#### WHAT TO DO:
The entries are to be returned exactly, with images left out.

#### EXERCISE INPUTS:
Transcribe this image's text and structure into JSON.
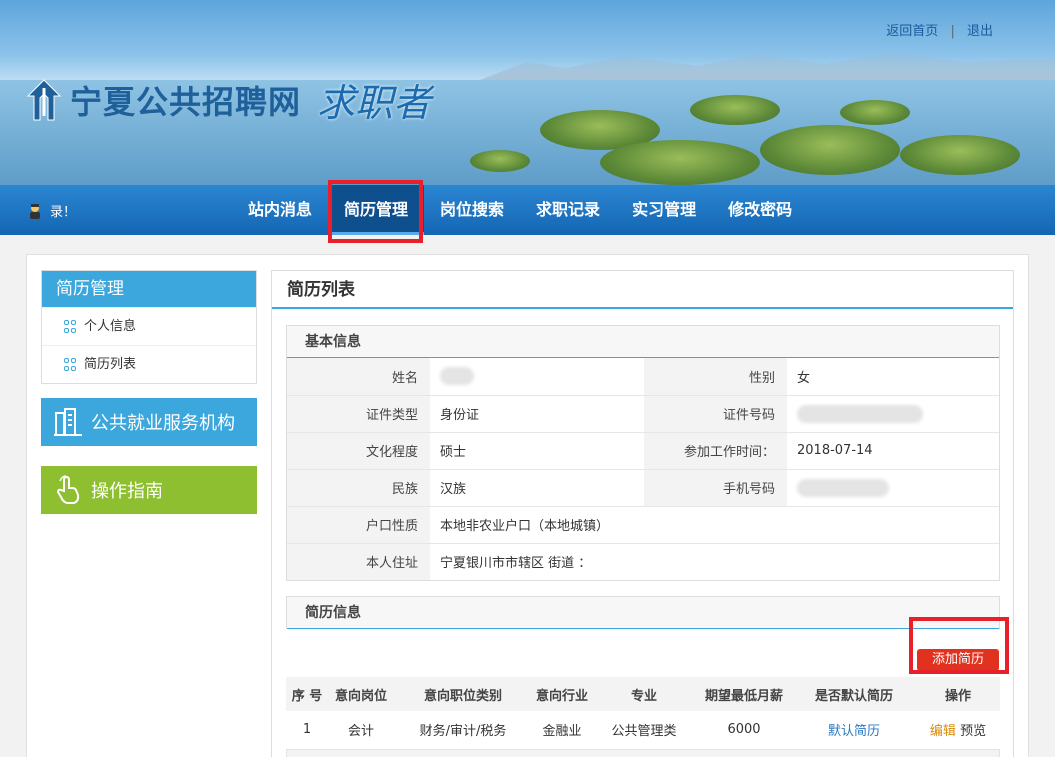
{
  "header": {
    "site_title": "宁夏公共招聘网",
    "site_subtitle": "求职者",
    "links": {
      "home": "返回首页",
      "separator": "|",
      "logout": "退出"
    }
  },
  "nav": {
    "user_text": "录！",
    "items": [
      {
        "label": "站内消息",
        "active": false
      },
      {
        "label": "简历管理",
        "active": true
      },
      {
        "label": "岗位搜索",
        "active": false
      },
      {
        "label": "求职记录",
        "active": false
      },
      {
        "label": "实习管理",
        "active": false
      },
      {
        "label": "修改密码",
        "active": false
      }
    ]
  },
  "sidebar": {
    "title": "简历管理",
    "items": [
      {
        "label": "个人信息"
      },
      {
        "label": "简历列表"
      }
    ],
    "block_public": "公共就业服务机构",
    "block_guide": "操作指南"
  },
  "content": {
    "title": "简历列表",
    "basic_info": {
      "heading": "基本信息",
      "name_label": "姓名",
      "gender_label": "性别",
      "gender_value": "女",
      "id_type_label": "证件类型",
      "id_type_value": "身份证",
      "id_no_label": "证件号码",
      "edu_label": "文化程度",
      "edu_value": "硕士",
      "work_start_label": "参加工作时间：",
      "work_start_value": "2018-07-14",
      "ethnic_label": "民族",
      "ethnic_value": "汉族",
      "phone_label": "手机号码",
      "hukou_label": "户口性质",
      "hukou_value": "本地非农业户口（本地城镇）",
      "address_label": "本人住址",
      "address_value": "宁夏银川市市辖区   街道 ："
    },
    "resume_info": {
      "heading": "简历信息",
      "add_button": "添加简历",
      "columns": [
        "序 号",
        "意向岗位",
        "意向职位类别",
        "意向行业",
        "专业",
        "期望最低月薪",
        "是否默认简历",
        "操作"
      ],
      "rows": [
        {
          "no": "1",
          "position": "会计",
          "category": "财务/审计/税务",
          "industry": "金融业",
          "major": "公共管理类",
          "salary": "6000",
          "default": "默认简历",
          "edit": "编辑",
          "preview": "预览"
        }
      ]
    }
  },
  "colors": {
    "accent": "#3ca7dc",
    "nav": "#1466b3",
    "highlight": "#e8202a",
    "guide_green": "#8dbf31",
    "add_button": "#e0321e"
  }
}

#### TASK RESPONSE:
Transcribe this image's text and structure into JSON.
{
  "header": {
    "site_title": "宁夏公共招聘网",
    "site_subtitle": "求职者",
    "links": {
      "home": "返回首页",
      "separator": "|",
      "logout": "退出"
    }
  },
  "nav": {
    "user_text": "录！",
    "items": [
      {
        "label": "站内消息",
        "active": false
      },
      {
        "label": "简历管理",
        "active": true
      },
      {
        "label": "岗位搜索",
        "active": false
      },
      {
        "label": "求职记录",
        "active": false
      },
      {
        "label": "实习管理",
        "active": false
      },
      {
        "label": "修改密码",
        "active": false
      }
    ]
  },
  "sidebar": {
    "title": "简历管理",
    "items": [
      {
        "label": "个人信息"
      },
      {
        "label": "简历列表"
      }
    ],
    "block_public": "公共就业服务机构",
    "block_guide": "操作指南"
  },
  "content": {
    "title": "简历列表",
    "basic_info": {
      "heading": "基本信息",
      "name_label": "姓名",
      "gender_label": "性别",
      "gender_value": "女",
      "id_type_label": "证件类型",
      "id_type_value": "身份证",
      "id_no_label": "证件号码",
      "edu_label": "文化程度",
      "edu_value": "硕士",
      "work_start_label": "参加工作时间：",
      "work_start_value": "2018-07-14",
      "ethnic_label": "民族",
      "ethnic_value": "汉族",
      "phone_label": "手机号码",
      "hukou_label": "户口性质",
      "hukou_value": "本地非农业户口（本地城镇）",
      "address_label": "本人住址",
      "address_value": "宁夏银川市市辖区   街道 ："
    },
    "resume_info": {
      "heading": "简历信息",
      "add_button": "添加简历",
      "columns": [
        "序 号",
        "意向岗位",
        "意向职位类别",
        "意向行业",
        "专业",
        "期望最低月薪",
        "是否默认简历",
        "操作"
      ],
      "rows": [
        {
          "no": "1",
          "position": "会计",
          "category": "财务/审计/税务",
          "industry": "金融业",
          "major": "公共管理类",
          "salary": "6000",
          "default": "默认简历",
          "edit": "编辑",
          "preview": "预览"
        }
      ]
    }
  },
  "colors": {
    "accent": "#3ca7dc",
    "nav": "#1466b3",
    "highlight": "#e8202a",
    "guide_green": "#8dbf31",
    "add_button": "#e0321e"
  }
}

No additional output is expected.